╭─ DATA FOR THE TASK

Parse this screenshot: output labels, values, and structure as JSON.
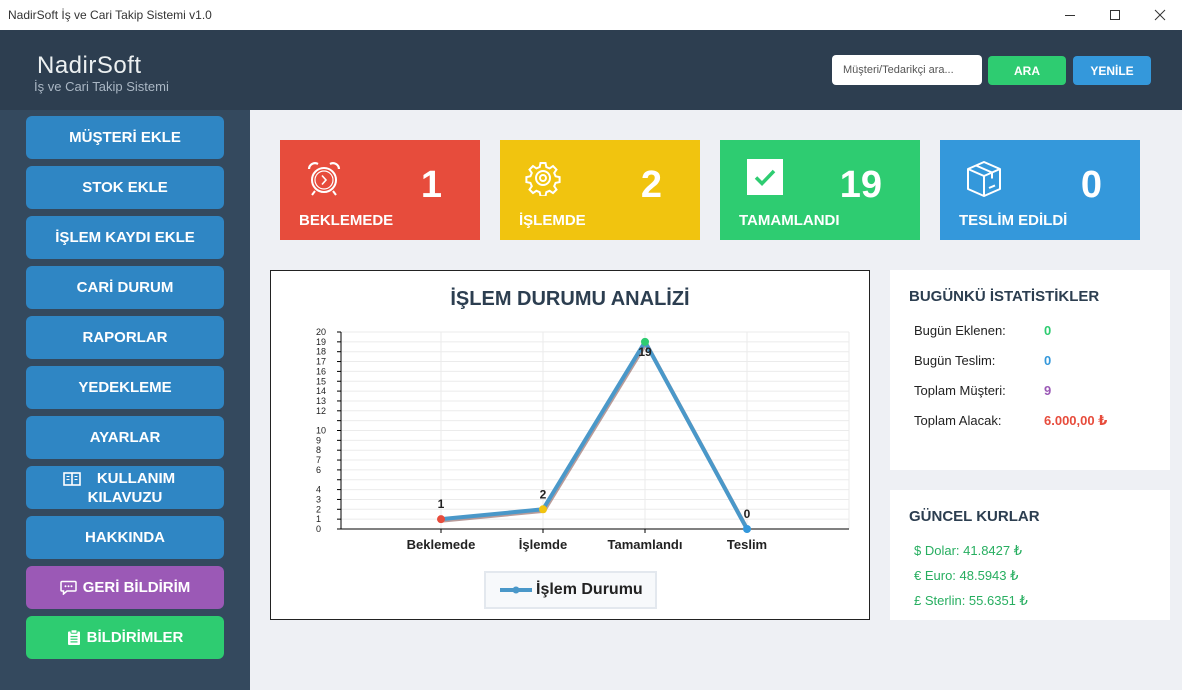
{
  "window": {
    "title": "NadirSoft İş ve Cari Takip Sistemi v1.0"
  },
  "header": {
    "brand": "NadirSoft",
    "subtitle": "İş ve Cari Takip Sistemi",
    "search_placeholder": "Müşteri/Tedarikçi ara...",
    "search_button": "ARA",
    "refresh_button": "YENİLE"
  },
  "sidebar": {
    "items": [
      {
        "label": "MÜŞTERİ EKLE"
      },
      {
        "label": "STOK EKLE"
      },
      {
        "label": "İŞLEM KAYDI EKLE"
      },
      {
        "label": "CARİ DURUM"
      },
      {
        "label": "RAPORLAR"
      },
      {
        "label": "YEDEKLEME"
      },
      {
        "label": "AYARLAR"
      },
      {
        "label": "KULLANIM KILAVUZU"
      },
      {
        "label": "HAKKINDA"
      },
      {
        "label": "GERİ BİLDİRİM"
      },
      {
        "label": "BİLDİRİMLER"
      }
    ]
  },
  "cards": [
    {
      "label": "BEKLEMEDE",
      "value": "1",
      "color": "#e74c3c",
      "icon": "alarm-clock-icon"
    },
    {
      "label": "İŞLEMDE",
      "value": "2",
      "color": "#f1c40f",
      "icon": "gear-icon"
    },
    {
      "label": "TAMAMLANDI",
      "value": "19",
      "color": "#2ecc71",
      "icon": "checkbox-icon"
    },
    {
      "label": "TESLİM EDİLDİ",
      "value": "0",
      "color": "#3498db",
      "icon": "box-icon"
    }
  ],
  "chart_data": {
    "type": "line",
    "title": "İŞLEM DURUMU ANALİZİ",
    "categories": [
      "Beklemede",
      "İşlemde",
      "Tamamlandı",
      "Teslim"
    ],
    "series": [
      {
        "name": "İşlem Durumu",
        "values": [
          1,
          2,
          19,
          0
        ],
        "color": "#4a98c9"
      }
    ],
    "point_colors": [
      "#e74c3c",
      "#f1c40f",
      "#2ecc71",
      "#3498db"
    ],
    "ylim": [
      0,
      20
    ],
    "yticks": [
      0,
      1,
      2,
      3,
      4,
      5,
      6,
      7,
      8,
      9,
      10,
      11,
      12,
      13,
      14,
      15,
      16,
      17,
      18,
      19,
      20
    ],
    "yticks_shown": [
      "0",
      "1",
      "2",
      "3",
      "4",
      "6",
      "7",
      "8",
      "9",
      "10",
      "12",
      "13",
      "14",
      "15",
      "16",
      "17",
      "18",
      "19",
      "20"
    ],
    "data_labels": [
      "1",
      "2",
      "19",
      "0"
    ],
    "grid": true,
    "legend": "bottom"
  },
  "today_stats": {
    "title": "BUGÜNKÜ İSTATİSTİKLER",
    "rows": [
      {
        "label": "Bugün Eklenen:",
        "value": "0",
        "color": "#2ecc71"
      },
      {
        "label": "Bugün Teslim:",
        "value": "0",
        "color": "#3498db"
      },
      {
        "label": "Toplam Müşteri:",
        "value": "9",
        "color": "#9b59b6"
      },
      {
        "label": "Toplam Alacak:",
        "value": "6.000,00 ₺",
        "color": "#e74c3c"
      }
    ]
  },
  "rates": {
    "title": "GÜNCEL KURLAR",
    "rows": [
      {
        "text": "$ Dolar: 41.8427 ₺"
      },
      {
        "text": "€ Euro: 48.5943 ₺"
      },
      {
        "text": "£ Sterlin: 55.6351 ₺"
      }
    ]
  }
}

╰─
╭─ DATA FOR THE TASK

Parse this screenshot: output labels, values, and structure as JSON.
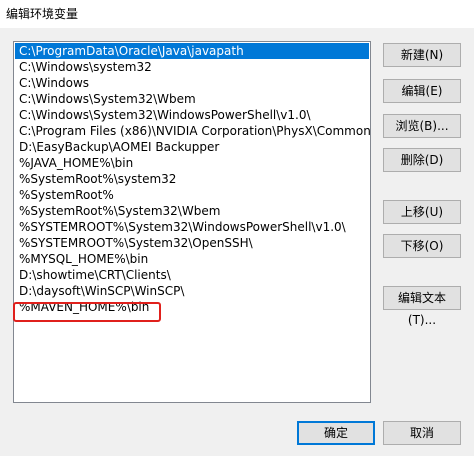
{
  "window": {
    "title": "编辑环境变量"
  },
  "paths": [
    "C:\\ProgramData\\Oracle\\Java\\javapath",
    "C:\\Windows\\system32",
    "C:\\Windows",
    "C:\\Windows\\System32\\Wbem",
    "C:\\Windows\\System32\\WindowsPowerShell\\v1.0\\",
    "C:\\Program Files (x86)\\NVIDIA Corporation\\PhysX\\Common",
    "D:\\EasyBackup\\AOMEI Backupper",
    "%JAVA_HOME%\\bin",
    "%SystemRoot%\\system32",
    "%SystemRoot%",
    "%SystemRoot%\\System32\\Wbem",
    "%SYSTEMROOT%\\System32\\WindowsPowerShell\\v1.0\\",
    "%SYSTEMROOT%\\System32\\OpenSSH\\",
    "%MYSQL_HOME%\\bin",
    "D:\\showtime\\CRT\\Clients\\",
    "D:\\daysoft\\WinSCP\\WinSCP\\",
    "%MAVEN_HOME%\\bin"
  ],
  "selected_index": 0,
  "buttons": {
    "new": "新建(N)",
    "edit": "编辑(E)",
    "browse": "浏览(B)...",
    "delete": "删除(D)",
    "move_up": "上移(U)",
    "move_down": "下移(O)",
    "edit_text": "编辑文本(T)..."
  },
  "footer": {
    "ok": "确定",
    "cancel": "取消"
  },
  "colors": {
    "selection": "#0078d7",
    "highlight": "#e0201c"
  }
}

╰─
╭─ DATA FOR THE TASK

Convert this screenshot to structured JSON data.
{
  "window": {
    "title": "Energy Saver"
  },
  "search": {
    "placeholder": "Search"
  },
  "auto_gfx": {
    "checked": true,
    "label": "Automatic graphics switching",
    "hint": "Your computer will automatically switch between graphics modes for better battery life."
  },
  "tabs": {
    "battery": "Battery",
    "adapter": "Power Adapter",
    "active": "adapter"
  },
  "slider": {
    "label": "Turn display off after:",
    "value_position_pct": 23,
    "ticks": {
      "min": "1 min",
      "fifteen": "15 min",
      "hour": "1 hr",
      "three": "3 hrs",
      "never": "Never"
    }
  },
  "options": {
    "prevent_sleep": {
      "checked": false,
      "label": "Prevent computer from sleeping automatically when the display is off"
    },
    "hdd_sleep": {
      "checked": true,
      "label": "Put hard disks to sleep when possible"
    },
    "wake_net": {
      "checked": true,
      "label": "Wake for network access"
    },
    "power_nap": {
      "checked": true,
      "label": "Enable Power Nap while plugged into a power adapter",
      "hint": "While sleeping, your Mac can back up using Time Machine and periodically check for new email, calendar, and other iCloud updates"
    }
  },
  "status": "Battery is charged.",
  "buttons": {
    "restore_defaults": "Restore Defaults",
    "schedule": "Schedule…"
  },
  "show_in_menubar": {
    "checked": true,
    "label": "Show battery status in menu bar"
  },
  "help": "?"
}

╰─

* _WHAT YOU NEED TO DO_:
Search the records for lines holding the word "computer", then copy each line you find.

* _RESPONSE BELOW_:
    "hint": "Your computer will automatically switch between graphics modes for better battery life."
      "label": "Prevent computer from sleeping automatically when the display is off"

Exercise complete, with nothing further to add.